To the editor: This letter presents a case of clarithromycin-induced mania.
Ms. A, a 52-year-old woman with a history of three depressive episodes, was admitted for hyperenergetic, loud, and unfocused behavior. She was also elated and delusional. Two days earlier, she had been prescribed a regimen of clarithromycin, 500 mg b.i.d., and prednisone, 60 mg q.i.d., followed by a taper, for severe sinusitis. Results of a neurologic examination were within normal limits; laboratory data were also within normal range. The results of a drug-of-abuse screen were negative; Ms. A’s blood alcohol concentration was zero. Her clarithromycin was discontinued; the prednisone taper continued. Within 1 week, Ms. A responded to haloperidol and lithium treatment. She was tentatively diagnosed as having steroid-induced psychosis. Lithium was discontinued after 4 months because of the appearance of hypothyroidism, probably induced by lithium. Two years later, again 2 days after starting treatment with clarithromycin for an acute episode of sinusitis, Ms. A became agitated and acutely delusional. She believed she was "Jesus Christ," a singer and a superstar. She would scream intermittently. She had an expansive mood, flight of ideas, an intense affect, and looseness of associations, but no hallucinations. Her physical examination and laboratory results were unremarkable. Clarithromycin was discontinued, and Ms. A was started on a regimen of haloperidol and lithium. An unequivocal improvement was noted the next day with mildly pressured speech and an expansive mood, but a denial of delusions. Ms. A was discharged 6 days after her admission.

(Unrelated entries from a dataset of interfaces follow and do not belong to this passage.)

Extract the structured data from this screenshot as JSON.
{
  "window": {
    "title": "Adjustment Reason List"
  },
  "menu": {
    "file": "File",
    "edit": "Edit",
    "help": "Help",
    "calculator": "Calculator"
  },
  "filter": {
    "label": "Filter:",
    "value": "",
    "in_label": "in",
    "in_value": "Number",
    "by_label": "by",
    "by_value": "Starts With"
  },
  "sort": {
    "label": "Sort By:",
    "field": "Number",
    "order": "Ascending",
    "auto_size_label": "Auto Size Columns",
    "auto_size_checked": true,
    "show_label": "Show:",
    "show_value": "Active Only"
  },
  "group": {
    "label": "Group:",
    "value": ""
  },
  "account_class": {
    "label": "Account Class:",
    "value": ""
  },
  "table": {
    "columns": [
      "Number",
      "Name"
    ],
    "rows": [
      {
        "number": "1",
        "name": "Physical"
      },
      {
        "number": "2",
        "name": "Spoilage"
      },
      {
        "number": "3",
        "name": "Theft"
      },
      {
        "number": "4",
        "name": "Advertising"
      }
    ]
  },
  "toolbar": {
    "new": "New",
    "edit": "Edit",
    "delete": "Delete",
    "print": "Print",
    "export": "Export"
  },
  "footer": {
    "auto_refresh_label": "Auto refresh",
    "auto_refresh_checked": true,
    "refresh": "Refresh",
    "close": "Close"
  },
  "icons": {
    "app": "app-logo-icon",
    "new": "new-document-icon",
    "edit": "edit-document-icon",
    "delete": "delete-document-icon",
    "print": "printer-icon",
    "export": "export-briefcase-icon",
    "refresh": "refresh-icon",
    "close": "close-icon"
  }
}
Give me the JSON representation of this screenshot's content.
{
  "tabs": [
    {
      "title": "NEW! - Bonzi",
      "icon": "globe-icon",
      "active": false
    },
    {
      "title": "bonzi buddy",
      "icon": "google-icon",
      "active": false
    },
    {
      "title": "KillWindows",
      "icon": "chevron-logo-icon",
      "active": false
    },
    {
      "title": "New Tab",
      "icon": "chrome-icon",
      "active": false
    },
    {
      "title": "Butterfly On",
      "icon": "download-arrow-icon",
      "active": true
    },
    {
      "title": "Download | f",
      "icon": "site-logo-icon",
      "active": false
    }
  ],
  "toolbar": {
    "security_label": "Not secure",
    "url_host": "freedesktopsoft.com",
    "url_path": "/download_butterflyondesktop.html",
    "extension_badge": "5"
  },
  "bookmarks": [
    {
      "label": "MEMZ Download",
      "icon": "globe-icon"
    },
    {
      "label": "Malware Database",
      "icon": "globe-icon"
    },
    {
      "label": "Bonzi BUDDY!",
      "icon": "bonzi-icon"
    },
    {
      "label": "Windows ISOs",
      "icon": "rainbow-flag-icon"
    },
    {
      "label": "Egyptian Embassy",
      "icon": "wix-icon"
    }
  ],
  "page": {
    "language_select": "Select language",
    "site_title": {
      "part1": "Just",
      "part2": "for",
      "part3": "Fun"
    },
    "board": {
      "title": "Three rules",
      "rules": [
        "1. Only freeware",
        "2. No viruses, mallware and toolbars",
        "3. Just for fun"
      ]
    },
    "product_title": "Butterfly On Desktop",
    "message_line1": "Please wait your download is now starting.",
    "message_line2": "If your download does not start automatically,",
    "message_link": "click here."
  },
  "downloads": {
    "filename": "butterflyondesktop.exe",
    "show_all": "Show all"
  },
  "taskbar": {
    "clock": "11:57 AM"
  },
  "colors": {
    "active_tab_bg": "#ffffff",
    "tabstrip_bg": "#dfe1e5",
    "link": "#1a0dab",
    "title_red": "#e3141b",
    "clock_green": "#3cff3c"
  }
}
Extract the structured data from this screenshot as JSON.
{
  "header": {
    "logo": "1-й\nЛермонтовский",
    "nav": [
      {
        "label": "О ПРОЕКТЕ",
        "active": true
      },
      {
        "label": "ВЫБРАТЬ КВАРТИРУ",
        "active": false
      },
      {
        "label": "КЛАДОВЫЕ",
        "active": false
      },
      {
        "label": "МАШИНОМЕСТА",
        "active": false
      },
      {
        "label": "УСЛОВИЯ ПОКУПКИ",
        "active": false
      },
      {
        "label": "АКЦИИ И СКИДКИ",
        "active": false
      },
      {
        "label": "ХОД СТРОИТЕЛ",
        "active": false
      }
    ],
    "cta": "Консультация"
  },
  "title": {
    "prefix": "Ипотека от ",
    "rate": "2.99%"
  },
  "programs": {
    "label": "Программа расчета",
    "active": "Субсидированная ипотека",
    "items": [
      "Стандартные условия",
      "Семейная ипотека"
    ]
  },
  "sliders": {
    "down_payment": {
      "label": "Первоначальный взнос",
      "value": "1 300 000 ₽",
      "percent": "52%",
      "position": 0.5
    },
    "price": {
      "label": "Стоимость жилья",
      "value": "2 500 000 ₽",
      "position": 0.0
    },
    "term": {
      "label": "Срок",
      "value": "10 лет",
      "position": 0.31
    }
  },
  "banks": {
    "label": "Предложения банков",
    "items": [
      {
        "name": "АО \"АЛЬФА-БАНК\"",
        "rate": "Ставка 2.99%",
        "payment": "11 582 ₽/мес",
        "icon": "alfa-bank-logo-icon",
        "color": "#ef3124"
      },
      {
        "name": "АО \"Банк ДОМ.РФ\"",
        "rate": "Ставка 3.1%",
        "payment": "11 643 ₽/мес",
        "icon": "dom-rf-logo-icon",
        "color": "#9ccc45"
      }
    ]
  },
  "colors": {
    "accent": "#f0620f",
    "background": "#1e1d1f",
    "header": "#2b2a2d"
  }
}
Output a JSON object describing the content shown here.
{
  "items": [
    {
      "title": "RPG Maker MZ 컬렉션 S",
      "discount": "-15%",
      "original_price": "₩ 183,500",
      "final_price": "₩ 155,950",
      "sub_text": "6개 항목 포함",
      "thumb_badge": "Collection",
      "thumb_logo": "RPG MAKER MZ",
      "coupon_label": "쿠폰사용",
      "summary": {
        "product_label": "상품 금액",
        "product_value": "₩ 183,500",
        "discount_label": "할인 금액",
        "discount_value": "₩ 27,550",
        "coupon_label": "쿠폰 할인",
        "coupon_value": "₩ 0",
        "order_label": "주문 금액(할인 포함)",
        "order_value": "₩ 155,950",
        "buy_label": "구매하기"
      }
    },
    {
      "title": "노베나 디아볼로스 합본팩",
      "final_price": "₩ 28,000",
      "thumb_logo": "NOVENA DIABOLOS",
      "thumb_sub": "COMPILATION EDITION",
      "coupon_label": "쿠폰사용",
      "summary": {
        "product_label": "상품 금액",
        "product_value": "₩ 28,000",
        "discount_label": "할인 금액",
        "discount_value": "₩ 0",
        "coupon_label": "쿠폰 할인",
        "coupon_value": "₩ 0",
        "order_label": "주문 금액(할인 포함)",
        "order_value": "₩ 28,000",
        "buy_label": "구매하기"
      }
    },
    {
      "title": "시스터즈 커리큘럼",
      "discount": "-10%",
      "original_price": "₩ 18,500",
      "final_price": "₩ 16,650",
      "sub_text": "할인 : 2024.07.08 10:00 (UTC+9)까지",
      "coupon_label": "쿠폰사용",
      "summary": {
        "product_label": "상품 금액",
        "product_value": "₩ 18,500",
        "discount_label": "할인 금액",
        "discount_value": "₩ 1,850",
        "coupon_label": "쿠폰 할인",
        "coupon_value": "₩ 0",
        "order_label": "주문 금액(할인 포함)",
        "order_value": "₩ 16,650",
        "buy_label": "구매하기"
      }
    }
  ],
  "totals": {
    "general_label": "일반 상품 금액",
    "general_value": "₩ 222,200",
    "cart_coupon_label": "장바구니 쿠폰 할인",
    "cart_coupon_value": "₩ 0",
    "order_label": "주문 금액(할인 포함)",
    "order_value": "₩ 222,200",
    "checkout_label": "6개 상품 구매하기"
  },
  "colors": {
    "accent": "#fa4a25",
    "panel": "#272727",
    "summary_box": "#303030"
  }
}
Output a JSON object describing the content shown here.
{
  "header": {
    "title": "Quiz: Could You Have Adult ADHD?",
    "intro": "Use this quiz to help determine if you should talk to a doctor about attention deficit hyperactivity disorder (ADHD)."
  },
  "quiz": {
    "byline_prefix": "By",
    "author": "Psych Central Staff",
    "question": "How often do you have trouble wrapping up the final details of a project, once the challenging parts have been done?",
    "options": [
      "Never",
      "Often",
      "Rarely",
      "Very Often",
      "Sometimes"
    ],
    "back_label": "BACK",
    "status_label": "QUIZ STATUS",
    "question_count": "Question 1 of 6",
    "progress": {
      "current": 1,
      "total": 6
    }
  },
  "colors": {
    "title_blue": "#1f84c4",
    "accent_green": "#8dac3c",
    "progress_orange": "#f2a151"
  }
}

Ms. A had two similar episodes with clear evidence of mania and psychosis. During the first episode, she was taking both clarithromycin and prednisone; the mania and psychosis were thought to be due to the prednisone. Before the second episode, Ms. A was taking clarithromycin alone. We think that Ms. A’s case represents clarithromycin-induced mania. Her dose of clarithromycin in both episodes was 500 mg b.i.d. as opposed to the relatively high doses (1000 mg b.i.d.) described in the treatment of disseminated Mycobacterium avium-complex infections in two AIDS patients who developed manic episodes R4015511CHDBIJEH, similar to the results reported by Cone et al. R4015511CHDDEECA. Clarithromycin has excellent CSF penetration R4015511CHDDCEGH, but no reports of possible interaction with central neurotransmitters were found in the literature, although such interaction is a plausible assumption. There have been several reports of CNS side effects of clarithromycin: dizziness, lightheadedness, confusion, and insomnia R4015511CHDBFCCC, as well as visual hallucinations R4015511CHDDEJEC.